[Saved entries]
Segment Open
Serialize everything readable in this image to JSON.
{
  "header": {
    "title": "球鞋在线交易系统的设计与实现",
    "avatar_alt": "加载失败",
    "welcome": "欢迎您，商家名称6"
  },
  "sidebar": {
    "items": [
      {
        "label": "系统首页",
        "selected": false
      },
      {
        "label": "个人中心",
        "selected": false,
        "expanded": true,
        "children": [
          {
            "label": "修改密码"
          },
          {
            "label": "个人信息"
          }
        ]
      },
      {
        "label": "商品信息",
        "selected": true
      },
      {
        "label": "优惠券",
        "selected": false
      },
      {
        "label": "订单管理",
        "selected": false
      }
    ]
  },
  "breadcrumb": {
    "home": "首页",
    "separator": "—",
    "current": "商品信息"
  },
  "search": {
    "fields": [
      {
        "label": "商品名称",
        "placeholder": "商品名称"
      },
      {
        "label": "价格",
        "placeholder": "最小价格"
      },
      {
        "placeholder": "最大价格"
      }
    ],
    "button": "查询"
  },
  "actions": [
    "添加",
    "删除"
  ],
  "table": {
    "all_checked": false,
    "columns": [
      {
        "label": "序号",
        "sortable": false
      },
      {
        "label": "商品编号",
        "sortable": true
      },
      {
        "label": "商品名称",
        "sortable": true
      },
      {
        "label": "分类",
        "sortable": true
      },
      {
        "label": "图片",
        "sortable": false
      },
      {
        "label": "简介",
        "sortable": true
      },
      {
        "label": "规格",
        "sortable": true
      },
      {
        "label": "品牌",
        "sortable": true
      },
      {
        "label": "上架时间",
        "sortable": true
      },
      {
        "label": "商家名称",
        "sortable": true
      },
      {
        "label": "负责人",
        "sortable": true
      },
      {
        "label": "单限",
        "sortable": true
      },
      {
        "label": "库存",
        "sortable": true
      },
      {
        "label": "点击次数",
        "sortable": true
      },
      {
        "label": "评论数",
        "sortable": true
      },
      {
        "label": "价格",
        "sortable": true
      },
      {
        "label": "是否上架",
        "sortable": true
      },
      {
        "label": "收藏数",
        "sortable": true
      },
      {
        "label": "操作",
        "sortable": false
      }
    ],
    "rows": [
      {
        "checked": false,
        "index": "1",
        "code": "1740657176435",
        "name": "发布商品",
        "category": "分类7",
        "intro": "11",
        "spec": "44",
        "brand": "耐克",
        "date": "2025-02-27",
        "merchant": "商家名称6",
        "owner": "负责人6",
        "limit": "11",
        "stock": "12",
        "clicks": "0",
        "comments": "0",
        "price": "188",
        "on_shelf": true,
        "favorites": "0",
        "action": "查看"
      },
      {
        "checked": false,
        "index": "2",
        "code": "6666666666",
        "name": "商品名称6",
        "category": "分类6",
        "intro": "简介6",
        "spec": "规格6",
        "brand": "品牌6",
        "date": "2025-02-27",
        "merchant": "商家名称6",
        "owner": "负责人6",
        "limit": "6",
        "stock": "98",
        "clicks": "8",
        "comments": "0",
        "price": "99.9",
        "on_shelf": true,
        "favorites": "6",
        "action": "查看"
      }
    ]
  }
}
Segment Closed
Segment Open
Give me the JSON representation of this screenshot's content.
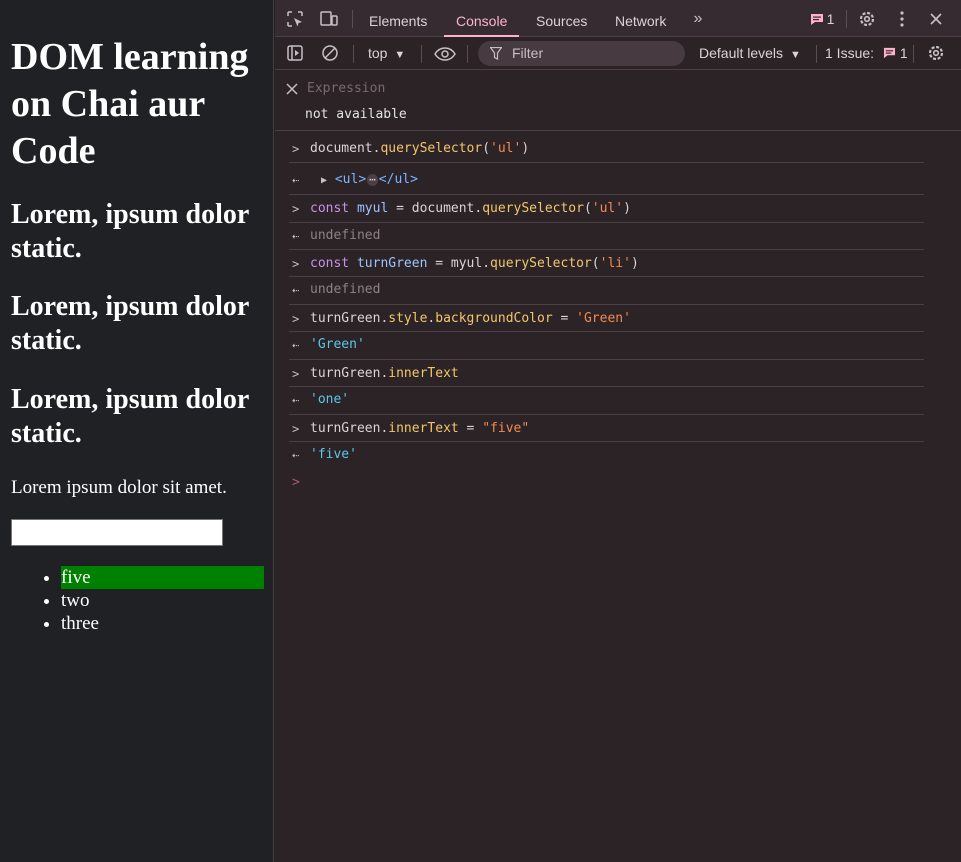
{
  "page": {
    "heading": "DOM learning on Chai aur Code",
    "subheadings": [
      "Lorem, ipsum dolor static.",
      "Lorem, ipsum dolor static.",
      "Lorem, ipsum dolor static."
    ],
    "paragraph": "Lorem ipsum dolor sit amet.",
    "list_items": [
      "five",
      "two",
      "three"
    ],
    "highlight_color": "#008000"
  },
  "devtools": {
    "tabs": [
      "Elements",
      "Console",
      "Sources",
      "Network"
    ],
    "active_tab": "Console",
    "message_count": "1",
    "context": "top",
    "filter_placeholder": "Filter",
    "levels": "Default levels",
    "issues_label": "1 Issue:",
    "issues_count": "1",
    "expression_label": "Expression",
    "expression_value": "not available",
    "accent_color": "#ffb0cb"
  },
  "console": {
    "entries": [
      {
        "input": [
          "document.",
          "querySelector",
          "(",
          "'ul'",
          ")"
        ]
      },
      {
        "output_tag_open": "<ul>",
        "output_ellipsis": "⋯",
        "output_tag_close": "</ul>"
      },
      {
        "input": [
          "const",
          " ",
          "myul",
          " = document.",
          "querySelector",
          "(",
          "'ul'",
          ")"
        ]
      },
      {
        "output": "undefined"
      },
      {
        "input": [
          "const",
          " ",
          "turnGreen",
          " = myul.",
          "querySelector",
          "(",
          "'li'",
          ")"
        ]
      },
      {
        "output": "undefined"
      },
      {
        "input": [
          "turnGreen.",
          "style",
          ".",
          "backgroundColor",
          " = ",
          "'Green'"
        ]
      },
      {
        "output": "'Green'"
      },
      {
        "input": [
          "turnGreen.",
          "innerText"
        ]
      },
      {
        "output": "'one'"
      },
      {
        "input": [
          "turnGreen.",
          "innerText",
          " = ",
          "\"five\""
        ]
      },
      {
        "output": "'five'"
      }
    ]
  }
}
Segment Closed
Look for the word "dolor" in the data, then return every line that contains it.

      "Lorem, ipsum dolor static.",
      "Lorem, ipsum dolor static.",
      "Lorem, ipsum dolor static."
    "paragraph": "Lorem ipsum dolor sit amet.",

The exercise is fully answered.